──────── Provided data ────────

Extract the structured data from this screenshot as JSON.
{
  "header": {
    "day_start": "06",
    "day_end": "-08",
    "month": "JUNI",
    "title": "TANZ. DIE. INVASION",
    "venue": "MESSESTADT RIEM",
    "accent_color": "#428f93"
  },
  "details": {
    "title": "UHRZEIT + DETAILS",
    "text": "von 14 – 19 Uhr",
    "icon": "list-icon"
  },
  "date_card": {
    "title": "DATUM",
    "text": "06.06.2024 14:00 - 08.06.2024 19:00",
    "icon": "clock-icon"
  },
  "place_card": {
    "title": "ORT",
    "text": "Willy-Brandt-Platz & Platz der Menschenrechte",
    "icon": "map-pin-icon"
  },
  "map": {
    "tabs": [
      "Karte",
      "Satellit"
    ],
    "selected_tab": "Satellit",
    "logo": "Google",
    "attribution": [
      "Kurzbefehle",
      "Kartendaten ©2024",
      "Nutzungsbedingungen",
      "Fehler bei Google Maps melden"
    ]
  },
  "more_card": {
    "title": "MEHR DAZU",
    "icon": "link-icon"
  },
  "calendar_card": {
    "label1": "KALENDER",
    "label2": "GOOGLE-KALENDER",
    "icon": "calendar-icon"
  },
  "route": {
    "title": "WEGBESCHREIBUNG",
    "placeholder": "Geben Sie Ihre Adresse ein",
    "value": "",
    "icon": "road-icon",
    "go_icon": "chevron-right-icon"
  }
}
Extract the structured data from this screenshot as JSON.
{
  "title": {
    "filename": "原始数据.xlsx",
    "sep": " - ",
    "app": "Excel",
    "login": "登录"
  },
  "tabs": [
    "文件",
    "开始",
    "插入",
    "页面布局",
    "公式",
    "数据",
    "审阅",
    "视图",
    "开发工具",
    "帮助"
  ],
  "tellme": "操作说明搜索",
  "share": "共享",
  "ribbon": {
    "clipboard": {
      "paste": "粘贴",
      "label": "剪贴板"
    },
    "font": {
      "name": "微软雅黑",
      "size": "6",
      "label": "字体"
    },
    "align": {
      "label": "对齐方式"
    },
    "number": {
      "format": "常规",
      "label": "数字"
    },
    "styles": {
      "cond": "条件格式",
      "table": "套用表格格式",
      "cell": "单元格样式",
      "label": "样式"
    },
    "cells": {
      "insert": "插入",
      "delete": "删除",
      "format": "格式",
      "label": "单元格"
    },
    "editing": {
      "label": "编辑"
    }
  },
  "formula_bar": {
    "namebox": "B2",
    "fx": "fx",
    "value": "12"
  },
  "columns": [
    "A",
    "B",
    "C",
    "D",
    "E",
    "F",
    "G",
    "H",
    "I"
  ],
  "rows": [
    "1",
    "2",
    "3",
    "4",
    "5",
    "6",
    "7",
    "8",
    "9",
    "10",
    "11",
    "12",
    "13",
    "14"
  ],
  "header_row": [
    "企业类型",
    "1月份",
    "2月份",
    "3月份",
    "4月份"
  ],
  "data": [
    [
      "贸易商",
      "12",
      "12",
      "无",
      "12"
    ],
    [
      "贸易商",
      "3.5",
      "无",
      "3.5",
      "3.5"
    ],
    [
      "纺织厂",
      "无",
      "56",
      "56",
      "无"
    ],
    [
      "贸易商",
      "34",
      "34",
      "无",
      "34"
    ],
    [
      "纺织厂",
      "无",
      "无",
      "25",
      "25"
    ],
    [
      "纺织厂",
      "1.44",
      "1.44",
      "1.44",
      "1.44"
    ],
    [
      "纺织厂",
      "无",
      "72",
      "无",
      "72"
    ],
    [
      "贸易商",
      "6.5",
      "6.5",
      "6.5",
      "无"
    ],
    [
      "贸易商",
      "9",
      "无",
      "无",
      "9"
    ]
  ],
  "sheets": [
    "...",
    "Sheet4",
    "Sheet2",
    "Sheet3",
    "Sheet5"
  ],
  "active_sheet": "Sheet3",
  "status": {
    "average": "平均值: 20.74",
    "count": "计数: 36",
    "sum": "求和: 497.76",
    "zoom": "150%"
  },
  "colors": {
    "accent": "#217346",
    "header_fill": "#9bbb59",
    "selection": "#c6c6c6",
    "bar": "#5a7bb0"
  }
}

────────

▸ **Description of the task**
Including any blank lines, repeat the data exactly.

▸ **Finished task**
Extract the structured data from this screenshot as JSON.
{
  "header": {
    "day_start": "06",
    "day_end": "-08",
    "month": "JUNI",
    "title": "TANZ. DIE. INVASION",
    "venue": "MESSESTADT RIEM",
    "accent_color": "#428f93"
  },
  "details": {
    "title": "UHRZEIT + DETAILS",
    "text": "von 14 – 19 Uhr",
    "icon": "list-icon"
  },
  "date_card": {
    "title": "DATUM",
    "text": "06.06.2024 14:00 - 08.06.2024 19:00",
    "icon": "clock-icon"
  },
  "place_card": {
    "title": "ORT",
    "text": "Willy-Brandt-Platz & Platz der Menschenrechte",
    "icon": "map-pin-icon"
  },
  "map": {
    "tabs": [
      "Karte",
      "Satellit"
    ],
    "selected_tab": "Satellit",
    "logo": "Google",
    "attribution": [
      "Kurzbefehle",
      "Kartendaten ©2024",
      "Nutzungsbedingungen",
      "Fehler bei Google Maps melden"
    ]
  },
  "more_card": {
    "title": "MEHR DAZU",
    "icon": "link-icon"
  },
  "calendar_card": {
    "label1": "KALENDER",
    "label2": "GOOGLE-KALENDER",
    "icon": "calendar-icon"
  },
  "route": {
    "title": "WEGBESCHREIBUNG",
    "placeholder": "Geben Sie Ihre Adresse ein",
    "value": "",
    "icon": "road-icon",
    "go_icon": "chevron-right-icon"
  }
}
Extract the structured data from this screenshot as JSON.
{
  "title": {
    "filename": "原始数据.xlsx",
    "sep": " - ",
    "app": "Excel",
    "login": "登录"
  },
  "tabs": [
    "文件",
    "开始",
    "插入",
    "页面布局",
    "公式",
    "数据",
    "审阅",
    "视图",
    "开发工具",
    "帮助"
  ],
  "tellme": "操作说明搜索",
  "share": "共享",
  "ribbon": {
    "clipboard": {
      "paste": "粘贴",
      "label": "剪贴板"
    },
    "font": {
      "name": "微软雅黑",
      "size": "6",
      "label": "字体"
    },
    "align": {
      "label": "对齐方式"
    },
    "number": {
      "format": "常规",
      "label": "数字"
    },
    "styles": {
      "cond": "条件格式",
      "table": "套用表格格式",
      "cell": "单元格样式",
      "label": "样式"
    },
    "cells": {
      "insert": "插入",
      "delete": "删除",
      "format": "格式",
      "label": "单元格"
    },
    "editing": {
      "label": "编辑"
    }
  },
  "formula_bar": {
    "namebox": "B2",
    "fx": "fx",
    "value": "12"
  },
  "columns": [
    "A",
    "B",
    "C",
    "D",
    "E",
    "F",
    "G",
    "H",
    "I"
  ],
  "rows": [
    "1",
    "2",
    "3",
    "4",
    "5",
    "6",
    "7",
    "8",
    "9",
    "10",
    "11",
    "12",
    "13",
    "14"
  ],
  "header_row": [
    "企业类型",
    "1月份",
    "2月份",
    "3月份",
    "4月份"
  ],
  "data": [
    [
      "贸易商",
      "12",
      "12",
      "无",
      "12"
    ],
    [
      "贸易商",
      "3.5",
      "无",
      "3.5",
      "3.5"
    ],
    [
      "纺织厂",
      "无",
      "56",
      "56",
      "无"
    ],
    [
      "贸易商",
      "34",
      "34",
      "无",
      "34"
    ],
    [
      "纺织厂",
      "无",
      "无",
      "25",
      "25"
    ],
    [
      "纺织厂",
      "1.44",
      "1.44",
      "1.44",
      "1.44"
    ],
    [
      "纺织厂",
      "无",
      "72",
      "无",
      "72"
    ],
    [
      "贸易商",
      "6.5",
      "6.5",
      "6.5",
      "无"
    ],
    [
      "贸易商",
      "9",
      "无",
      "无",
      "9"
    ]
  ],
  "sheets": [
    "...",
    "Sheet4",
    "Sheet2",
    "Sheet3",
    "Sheet5"
  ],
  "active_sheet": "Sheet3",
  "status": {
    "average": "平均值: 20.74",
    "count": "计数: 36",
    "sum": "求和: 497.76",
    "zoom": "150%"
  },
  "colors": {
    "accent": "#217346",
    "header_fill": "#9bbb59",
    "selection": "#c6c6c6",
    "bar": "#5a7bb0"
  }
}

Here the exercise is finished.